▶ Task description: The answer must be every line below that contains the string "notification".

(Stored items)
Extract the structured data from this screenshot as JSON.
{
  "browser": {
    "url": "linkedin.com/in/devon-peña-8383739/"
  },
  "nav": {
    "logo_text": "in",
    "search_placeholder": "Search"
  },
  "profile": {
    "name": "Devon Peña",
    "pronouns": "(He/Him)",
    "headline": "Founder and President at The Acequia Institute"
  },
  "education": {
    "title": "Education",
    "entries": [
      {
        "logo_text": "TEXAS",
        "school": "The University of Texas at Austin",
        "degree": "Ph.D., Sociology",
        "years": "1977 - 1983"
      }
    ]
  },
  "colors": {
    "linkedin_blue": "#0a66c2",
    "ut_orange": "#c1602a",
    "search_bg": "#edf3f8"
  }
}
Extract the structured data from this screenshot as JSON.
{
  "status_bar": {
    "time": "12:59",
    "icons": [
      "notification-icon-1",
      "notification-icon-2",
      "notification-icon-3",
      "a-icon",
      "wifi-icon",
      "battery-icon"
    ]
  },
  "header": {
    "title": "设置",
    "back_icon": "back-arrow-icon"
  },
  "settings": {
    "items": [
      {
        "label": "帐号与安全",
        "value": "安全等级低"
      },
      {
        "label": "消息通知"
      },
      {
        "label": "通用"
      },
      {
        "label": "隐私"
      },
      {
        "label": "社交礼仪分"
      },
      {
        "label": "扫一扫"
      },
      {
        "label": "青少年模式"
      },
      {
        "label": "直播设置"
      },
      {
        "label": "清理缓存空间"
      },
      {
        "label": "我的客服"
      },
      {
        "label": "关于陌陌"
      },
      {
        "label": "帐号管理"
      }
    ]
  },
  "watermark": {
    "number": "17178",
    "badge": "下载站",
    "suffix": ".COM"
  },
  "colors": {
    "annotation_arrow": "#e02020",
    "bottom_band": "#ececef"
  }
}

▶ Exercise solution:
      "notification-icon-1",
      "notification-icon-2",
      "notification-icon-3",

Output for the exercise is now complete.